Former UCF Student Government Association presidential candidate Emilia Kosonen and vice presidential candidate Karen Caudillo officially announced their resignation from the race at a senate meeting Thursday night.
The resignation follows a number of violations filed against the pair from the SGA Elections commission.
"Going into this election, we had high standards for all candidates and expected to be held up to the same standard,” Caudillo said in the senate meeting. “Unfortunately, that’s not the reality that we were faced with during our election.”
The pair had six violations filed against them, including a violation for active campaigning before the designated time, the use of a past or present SGA logo on campaign items, and using student government property - or activity and service fee funds valued at $5 or greater - to benefit that candidate and ticket’s campaign.
Following the violations, Kosonen and Caudillo were prohibited from actively campaigning for one week. This included speaking to Registered Student Organizations in person or via email, tabling or verbally expressing the support of an endorsement by a third party.
"The process to file violations wasn’t readily known or advertised,” Caudillo said. "This secrecy meant that only those within the system could utilize institutional forms of criticism such as filing violations.”
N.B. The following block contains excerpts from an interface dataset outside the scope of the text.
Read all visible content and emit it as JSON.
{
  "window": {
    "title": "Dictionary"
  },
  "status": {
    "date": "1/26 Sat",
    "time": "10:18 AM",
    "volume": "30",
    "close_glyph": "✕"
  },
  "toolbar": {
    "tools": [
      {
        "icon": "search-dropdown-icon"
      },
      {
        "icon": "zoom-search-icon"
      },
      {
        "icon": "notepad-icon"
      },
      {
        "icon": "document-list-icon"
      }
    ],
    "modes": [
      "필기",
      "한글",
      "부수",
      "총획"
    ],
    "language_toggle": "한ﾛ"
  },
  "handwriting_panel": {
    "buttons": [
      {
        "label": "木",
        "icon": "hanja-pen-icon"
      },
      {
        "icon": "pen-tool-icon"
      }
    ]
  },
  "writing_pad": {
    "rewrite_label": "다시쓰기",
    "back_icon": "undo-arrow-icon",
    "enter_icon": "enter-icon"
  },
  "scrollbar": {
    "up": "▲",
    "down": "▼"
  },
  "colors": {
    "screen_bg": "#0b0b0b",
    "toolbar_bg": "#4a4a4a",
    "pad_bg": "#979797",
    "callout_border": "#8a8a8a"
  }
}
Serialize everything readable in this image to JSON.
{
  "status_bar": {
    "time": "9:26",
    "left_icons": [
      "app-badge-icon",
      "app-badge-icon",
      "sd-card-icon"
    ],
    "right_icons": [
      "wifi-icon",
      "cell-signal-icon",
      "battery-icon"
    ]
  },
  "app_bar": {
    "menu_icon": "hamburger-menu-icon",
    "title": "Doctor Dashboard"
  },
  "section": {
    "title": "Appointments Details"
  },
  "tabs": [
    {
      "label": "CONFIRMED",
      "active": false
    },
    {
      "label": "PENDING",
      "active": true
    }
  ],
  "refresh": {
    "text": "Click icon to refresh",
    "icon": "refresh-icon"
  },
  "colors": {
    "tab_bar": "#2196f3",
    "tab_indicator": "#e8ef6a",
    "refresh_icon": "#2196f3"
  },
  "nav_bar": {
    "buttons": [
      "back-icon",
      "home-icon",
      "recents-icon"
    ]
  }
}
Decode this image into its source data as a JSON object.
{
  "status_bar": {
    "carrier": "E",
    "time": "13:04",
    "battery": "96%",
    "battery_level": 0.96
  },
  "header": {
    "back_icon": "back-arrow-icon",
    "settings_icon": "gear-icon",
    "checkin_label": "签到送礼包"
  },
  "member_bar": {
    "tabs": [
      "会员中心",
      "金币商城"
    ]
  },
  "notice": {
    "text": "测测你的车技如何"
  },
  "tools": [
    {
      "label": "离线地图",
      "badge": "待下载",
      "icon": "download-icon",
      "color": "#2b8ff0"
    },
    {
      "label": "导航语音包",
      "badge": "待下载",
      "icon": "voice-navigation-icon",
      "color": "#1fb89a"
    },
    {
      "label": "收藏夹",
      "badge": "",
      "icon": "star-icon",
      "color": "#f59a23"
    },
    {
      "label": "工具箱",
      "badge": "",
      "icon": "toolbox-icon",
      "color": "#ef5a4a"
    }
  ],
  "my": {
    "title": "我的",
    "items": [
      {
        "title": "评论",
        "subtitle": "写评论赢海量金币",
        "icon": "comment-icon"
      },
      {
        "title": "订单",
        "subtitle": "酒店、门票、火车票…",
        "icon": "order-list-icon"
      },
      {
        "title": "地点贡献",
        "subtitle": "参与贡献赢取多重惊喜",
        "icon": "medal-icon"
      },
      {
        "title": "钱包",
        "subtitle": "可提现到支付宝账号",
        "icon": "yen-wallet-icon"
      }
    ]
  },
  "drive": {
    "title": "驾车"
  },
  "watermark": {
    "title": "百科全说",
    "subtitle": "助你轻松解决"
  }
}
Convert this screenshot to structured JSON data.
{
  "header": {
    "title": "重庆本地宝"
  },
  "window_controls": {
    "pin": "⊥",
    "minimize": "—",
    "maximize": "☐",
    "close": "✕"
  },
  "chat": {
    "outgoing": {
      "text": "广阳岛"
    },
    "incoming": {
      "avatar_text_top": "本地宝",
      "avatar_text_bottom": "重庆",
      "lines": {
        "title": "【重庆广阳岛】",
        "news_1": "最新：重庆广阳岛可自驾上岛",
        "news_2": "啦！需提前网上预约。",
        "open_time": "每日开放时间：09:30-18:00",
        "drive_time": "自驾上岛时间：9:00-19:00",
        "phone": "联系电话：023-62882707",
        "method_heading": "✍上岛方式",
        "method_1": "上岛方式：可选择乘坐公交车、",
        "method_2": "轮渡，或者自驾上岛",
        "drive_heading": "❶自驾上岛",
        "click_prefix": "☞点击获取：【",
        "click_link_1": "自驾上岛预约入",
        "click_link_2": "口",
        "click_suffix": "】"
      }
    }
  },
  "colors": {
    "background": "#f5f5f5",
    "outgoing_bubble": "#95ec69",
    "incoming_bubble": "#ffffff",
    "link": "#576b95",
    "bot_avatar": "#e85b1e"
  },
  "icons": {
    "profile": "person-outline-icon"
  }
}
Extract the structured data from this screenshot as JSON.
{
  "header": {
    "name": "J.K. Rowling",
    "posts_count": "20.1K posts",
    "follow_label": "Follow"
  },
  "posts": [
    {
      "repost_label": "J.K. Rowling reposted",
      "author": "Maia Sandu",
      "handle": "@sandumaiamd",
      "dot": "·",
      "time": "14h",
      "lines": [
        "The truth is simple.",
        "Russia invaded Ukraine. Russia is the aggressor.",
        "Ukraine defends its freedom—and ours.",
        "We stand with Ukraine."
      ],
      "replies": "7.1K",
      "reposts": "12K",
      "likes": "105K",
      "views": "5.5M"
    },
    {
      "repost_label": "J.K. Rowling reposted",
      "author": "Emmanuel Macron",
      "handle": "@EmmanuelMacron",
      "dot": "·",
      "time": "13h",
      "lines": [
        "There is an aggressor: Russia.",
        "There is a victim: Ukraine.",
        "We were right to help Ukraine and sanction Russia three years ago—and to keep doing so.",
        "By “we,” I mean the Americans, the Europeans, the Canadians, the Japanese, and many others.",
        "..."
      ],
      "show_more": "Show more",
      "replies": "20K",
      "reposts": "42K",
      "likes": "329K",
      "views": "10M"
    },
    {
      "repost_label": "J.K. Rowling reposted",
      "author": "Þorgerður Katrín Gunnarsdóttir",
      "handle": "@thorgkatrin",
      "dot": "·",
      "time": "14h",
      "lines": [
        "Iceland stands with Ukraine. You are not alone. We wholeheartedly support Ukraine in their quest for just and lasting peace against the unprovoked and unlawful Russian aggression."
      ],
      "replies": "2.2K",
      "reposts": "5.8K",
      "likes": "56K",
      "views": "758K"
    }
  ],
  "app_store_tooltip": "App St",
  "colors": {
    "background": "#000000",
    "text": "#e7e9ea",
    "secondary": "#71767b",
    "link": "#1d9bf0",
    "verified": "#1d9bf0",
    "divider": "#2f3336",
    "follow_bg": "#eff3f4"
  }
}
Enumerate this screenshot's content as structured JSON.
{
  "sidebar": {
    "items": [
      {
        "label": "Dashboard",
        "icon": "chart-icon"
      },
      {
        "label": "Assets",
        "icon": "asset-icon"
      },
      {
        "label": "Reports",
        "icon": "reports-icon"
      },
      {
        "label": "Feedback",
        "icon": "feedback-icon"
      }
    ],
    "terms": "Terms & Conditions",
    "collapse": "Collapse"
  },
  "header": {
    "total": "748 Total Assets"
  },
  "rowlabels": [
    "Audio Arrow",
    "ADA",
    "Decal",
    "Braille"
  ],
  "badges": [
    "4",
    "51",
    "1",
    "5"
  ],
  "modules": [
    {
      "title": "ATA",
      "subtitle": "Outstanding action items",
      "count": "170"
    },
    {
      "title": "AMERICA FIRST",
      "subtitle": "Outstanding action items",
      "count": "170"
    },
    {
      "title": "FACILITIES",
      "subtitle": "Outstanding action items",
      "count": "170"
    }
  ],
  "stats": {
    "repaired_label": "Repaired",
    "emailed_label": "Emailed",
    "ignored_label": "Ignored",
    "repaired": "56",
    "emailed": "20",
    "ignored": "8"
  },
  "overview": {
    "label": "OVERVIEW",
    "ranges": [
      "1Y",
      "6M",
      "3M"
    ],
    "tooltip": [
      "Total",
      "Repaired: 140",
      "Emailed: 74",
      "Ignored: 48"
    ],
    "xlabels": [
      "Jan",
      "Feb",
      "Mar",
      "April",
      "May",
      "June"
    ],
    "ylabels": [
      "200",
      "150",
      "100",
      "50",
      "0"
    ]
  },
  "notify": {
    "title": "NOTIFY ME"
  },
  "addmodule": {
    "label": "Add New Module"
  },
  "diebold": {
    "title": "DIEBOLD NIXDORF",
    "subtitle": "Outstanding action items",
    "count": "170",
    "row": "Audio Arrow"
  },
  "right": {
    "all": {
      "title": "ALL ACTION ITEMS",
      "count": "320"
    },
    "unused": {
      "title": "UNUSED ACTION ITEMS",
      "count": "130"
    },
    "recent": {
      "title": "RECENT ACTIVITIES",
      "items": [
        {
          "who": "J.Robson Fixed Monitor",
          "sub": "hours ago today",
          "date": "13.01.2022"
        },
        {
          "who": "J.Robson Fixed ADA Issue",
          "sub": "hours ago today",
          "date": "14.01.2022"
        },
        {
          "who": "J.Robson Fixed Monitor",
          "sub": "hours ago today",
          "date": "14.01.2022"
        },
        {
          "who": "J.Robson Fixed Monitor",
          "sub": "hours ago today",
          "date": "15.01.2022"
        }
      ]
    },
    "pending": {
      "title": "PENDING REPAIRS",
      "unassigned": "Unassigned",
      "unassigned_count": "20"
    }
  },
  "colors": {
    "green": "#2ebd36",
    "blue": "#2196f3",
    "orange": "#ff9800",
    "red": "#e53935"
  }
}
Although she said they are disappointed with the result, Kosonen said they’re not entirely surprised. She said after the second set of violations were filed, they began to see stepping down as a possibility.
“I always had it in mind that it might come to this,” Kosonen said. “I guess I already took time to accept this version of reality.”
She said after the first violation was filed on Feb. 12 concerning an Instagram story featured on their page with the SGA logo visible, they were told to withhold from posting to their joint social media account for one week.
Another set of violations were filed in the same week, which prompted them to proceed with caution and hold back from purchasing campaign merchandise, such as signs and t-shirts.
“I want to do whatever I can to teach future candidates to learn from our mistakes, but also I think those statutes need to be reformed,” Kosonen said.
In their resignation statement made at the senate meeting, Kosonen and Caudillo said the number of violations filed against them was due to a lack of transparency about the current election statutes found under Title VI.
The election statues define all the rules and regulations candidates must abide by in the duration of the election including a code of ethics, campaign restrictions and violations.
Caudillo said the statutes were updated by the senate following last year’s election, a fact she said they were not made aware of before running.
“The statutes have been used by the benefit of those who are within SGA to harass and to stretch the statutes to get violations on us,” Caudillo said. “The process is not readily available to anybody.”
Caudillo said she admits after reviewing the new statutes, she can understand why they had violations filed against them, but information on those statutes wasn't readily available. She said in order to view the updated statutes, one would have to look through several tabs of the student government website to find the current and up-to-date statutes.
“It shouldn’t be that hard,” Caudillo said. “With fair elections, that should be readily known.”
She said the issue goes back to the points of transparency, fairness and equality within elections. She said it makes candidates who are not in SGA incapable of utilizing the resources available to hold and to criticize the election system.
“That’s when elections become unfair,” she said. “That’s when those who do have privilege prevail.”
Caudillo said they didn’t feel like everyone running was being held to the same standard. She said she credits the higher standard they're being held at to the challenging and progressive nature of their platform.
“We are talking about issues that aren’t conventional to those who do have privilege at this university,” she said. “But we came into this election knowing that we were going to be unapologetic about what we stand for and we have [been].”
Caudillo said although they had the choice to continue running after attending violation hearings, they believed it was better for them to step down and preserve their financial resources and time.
“We feel like this is a more strategic way of going out and doing what’s best for the student body,” Caudillo said.
Kosonen said they will instead do whatever they can to support UCF SGA presidential candidates Ashley Stewart and Darwin Olcima and continue to fight for the issues they believe to be important.
“We want to continue to push our platform points,” she said. “Even though we’re not still in the race, we want to do everything we can to spread awareness.”